Leo may also have represented the famed Nemean Lion — a veritable "super lion" that legend said terrorized the Valley of Nemea and was unaffected by ordinary weaponry (such as arrows and spears) due to its impenetrable hide.
Next to Regulus, the brightest star in the sickle is Algeiba, in its curved blade. To the naked eye it appears as a single star, but a moderately large telescope clearly shows it to be one of the most beautiful double stars in the sky. It should really be observed in twilight or bright moonlight to reveal the contrasting colors — one star greenish; the other a delicate yellow. [See the Nearest Stars to Earth (Infographic)]
Eastward from the sickle, there is a right triangle of stars which also belongs to Leo. At the eastern point of this triangle you will find Denebola, marking the tip of the Lion’s tail.
Not catty here …
The Lion is a member of the cat family, but although there are three constellations that represent dogs, there are no cats. Actually, at one time, there was a cat among the stars. More than 200 years ago, some star atlases included Felis, the creation of 18th century Frenchman, Joseph Jerome Le Francais de Lalande (1732-1807).
He explained his choice: "I am very fond of cats. I will let this figure scratch on the chart. The starry sky has worried me quite enough in my life, so that now I can have my joke with it."
Although this celestial feline does not exist today, cat fanciers might be consoled by the fact that along with Leo, there are two other members of the cat family that are well situated and close together in the current evening sky: a smaller lion, Leo Minor (perhaps we could call it the "lion cub?") and Lynx.
Lynx, is one of only two animal constellations that has identical Latin and English names. But unfortunately, it is quite dim and rather hard to visualize.
Johannes Hevelius (1611-1687) a 17th century Renaissance man placed it in the sky. Besides being an astronomer, Hevelius was an artist, engraver, well-to-do man of affairs and a leading citizen of Danzig, Poland.
Interestingly, the old astronomy books and sky charts, which depicted the constellations as allegorical drawings, placed the brightest star of Lynx in the tuft of its tail. Looking at some of those old star atlases, it would seem that our nearby lion cub, Leo Minor, is about to provoke a cat fight by biting Lynx’s tail. Ouch!
In our current time, with light pollution proliferating in so many parts of our modern world, Lynx is a star pattern that likely will never be seen by most modern stargazers.
Even in Hevelius’ time, where the night sky was much darker, finding this big cat was a bit of a stretch. In creating Lynx, Hevelius chose an animal that possesses excellent eyesight.
Yet Hevelius himself openly professed that you would have to have a lynx’s eyes to see it!

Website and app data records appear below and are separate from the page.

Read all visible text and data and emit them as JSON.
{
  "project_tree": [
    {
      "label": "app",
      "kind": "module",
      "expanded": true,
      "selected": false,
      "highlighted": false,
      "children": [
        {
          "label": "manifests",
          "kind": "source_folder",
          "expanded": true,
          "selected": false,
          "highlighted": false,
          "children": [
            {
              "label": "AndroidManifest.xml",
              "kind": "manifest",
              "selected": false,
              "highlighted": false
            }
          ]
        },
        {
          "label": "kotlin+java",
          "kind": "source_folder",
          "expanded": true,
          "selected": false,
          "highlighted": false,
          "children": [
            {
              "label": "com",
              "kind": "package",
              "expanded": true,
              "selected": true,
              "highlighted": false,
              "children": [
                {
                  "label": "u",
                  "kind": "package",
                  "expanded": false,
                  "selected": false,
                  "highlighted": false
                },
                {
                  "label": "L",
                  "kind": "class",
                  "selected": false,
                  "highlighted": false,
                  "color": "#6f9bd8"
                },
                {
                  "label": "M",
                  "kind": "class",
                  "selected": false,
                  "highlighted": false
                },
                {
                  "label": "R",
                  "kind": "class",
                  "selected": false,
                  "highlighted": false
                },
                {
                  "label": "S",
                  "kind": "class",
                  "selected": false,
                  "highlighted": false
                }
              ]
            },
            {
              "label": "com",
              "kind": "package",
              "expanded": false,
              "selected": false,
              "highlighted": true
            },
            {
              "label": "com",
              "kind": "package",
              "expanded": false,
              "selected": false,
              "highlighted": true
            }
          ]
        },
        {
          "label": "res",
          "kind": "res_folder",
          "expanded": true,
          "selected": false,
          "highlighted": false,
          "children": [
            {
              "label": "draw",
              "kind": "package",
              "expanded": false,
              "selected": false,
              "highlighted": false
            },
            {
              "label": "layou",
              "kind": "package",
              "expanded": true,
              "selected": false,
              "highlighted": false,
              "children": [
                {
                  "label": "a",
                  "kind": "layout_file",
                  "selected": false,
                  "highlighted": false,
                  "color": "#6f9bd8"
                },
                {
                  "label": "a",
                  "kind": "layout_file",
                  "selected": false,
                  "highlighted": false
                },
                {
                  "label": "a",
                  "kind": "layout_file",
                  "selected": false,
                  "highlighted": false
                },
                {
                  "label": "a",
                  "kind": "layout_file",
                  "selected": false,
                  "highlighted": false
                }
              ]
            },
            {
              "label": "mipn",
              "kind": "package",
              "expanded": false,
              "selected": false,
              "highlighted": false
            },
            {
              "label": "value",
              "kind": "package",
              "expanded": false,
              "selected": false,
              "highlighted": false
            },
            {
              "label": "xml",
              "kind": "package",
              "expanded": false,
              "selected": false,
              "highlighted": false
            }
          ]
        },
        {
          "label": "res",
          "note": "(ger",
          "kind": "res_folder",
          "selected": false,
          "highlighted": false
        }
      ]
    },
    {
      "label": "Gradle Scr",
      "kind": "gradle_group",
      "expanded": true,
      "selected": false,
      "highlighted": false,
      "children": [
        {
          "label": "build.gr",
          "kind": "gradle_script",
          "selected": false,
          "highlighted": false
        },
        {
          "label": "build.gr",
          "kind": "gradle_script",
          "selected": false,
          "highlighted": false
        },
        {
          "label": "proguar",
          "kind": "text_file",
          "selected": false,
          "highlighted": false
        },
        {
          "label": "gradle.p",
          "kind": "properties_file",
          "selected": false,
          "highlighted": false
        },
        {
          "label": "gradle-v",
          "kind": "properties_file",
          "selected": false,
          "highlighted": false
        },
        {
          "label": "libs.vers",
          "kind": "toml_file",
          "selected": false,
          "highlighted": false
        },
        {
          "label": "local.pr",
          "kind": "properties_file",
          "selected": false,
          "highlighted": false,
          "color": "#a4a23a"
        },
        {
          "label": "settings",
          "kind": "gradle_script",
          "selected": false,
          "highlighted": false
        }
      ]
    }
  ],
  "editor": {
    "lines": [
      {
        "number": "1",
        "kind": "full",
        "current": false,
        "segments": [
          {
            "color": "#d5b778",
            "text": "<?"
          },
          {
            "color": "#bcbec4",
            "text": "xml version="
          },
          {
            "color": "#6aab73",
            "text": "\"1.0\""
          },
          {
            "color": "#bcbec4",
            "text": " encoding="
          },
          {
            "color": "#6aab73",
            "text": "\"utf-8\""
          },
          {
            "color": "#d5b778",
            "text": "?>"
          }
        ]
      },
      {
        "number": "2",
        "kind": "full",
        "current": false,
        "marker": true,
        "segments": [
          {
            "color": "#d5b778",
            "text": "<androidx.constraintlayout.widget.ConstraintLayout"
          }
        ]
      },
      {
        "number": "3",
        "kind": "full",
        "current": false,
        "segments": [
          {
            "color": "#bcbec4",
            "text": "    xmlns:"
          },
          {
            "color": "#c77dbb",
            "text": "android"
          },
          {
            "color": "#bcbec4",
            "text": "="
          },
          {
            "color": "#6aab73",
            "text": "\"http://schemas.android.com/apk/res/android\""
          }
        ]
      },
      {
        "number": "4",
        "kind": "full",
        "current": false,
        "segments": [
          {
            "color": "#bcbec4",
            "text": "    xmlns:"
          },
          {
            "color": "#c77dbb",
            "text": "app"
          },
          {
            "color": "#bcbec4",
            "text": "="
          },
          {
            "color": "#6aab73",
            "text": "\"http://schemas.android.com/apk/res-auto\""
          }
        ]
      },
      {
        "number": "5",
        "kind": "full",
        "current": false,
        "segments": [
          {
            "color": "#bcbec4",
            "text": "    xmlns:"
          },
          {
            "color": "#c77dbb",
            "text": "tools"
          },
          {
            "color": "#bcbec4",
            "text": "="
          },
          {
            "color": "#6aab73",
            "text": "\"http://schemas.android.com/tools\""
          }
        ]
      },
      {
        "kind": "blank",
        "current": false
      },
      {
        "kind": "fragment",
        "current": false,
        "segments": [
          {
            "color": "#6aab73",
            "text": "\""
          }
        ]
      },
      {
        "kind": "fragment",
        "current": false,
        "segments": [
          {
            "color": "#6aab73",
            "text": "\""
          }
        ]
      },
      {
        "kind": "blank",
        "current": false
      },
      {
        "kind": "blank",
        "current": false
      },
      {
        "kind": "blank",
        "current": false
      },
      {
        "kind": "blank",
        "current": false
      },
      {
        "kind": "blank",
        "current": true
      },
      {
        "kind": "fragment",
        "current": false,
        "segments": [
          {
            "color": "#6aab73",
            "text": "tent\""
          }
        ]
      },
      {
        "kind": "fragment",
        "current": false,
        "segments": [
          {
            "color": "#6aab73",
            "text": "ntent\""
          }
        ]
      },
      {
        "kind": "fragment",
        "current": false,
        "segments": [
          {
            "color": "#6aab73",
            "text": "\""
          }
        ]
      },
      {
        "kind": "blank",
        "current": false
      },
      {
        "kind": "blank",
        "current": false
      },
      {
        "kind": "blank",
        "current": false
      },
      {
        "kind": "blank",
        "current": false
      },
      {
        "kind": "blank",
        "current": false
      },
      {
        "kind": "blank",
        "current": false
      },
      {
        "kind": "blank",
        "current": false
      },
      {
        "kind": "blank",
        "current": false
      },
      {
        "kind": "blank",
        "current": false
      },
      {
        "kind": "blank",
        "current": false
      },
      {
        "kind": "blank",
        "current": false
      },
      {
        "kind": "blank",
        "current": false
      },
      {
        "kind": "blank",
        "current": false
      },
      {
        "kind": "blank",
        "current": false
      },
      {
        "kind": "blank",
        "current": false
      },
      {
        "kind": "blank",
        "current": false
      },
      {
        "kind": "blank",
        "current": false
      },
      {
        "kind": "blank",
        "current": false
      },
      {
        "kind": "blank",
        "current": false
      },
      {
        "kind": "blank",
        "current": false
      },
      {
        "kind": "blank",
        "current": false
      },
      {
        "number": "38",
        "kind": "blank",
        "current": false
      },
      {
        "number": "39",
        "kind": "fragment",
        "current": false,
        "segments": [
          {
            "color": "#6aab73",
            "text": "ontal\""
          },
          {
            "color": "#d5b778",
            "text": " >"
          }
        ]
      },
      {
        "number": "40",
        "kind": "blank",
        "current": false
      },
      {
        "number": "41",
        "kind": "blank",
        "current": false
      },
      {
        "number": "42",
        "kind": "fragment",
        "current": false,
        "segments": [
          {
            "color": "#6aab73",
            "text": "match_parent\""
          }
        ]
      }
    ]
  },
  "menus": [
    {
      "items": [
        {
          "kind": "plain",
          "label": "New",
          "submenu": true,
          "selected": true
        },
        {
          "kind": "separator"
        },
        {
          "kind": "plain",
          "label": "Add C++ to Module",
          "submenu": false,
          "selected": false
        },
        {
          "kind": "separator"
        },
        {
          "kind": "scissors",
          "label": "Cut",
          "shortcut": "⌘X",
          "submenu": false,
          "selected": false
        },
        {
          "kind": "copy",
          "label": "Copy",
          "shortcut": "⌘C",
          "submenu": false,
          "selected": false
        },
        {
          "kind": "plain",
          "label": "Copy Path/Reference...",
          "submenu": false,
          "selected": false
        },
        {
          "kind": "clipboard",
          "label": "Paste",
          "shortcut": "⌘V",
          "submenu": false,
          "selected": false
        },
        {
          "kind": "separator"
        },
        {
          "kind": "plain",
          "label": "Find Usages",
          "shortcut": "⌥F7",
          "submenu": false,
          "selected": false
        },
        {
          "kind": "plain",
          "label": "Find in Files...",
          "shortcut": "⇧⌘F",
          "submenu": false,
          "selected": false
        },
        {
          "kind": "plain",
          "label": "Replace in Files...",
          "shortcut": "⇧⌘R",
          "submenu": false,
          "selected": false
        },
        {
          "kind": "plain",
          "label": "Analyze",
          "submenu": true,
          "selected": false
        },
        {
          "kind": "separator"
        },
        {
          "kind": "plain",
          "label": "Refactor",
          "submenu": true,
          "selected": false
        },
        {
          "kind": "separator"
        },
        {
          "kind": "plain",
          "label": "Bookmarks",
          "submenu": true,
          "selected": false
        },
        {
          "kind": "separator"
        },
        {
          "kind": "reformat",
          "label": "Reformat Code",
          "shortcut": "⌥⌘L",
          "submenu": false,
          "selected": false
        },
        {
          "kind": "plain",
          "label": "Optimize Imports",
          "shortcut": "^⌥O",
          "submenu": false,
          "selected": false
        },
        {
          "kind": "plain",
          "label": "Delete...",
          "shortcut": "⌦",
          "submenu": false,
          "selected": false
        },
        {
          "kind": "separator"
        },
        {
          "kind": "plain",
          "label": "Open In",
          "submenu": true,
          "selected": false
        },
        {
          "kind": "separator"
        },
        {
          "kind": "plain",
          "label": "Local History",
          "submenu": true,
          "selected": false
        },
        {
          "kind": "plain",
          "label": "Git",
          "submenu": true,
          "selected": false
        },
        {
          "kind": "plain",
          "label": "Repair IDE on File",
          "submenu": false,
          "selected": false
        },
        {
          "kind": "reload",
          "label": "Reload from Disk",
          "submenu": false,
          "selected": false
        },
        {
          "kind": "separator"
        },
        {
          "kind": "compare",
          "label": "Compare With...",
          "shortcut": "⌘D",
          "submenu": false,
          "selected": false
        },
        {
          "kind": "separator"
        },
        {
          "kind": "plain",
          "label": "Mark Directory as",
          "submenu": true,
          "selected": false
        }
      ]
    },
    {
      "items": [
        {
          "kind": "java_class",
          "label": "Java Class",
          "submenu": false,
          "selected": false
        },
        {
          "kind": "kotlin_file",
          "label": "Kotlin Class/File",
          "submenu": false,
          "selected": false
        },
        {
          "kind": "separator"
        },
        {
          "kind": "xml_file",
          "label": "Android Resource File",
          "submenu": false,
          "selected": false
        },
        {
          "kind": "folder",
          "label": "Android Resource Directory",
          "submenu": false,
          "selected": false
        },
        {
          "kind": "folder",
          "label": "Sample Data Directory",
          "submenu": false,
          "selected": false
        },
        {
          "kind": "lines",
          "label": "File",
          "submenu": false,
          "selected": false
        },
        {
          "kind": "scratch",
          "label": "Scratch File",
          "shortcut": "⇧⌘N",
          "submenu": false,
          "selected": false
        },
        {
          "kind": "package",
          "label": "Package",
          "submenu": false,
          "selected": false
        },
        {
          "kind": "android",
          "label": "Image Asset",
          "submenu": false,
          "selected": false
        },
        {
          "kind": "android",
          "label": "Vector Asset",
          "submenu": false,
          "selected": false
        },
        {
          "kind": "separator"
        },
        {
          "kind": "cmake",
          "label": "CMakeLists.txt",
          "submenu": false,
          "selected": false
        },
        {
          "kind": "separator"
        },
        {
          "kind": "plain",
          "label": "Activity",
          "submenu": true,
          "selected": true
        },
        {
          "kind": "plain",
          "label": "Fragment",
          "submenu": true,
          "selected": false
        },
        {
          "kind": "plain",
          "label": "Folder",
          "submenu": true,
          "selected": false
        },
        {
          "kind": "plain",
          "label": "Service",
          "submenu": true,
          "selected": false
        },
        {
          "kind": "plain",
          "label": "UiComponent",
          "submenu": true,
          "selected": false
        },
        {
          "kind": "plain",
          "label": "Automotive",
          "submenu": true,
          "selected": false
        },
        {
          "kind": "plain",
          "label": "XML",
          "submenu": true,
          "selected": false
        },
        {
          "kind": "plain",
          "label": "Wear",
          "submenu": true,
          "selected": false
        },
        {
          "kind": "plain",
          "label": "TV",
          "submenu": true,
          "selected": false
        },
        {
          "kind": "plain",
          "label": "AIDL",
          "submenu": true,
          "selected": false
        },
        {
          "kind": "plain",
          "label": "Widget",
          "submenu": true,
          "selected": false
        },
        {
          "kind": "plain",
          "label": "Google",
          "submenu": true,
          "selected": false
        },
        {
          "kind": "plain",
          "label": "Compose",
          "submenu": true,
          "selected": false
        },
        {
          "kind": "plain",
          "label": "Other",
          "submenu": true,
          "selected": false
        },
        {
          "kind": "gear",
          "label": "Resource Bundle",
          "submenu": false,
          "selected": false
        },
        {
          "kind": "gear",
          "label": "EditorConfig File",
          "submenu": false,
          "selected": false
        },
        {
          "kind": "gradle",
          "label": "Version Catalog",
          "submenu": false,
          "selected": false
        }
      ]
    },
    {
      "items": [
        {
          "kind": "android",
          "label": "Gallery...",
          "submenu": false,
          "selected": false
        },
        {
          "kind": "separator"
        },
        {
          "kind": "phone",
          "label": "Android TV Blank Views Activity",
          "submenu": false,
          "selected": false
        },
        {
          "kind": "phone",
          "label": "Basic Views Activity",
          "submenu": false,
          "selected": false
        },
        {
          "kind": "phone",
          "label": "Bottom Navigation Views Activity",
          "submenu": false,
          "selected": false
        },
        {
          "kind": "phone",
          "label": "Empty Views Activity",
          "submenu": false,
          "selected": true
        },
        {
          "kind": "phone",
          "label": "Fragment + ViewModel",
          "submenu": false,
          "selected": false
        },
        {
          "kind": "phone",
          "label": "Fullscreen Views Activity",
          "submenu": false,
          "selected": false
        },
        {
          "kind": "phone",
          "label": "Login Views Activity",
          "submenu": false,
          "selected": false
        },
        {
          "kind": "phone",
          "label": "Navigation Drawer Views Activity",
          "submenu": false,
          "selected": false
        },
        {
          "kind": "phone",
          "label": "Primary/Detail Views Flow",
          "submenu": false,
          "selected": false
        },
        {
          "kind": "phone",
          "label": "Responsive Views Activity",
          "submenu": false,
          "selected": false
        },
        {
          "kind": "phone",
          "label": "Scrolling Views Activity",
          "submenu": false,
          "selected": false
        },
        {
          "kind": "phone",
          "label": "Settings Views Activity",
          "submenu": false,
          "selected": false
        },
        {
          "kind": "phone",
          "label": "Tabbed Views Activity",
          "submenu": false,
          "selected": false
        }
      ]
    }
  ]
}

Joe Rao serves as an instructor and guest lecturer at New York's Hayden Planetarium. He writes about astronomy for The New York Times and other publications, and he is also an on-camera meteorologist for News 12 Westchester, New York. Follow us @Spacedotcom, Facebook and Google+. Original article on SPACE.com.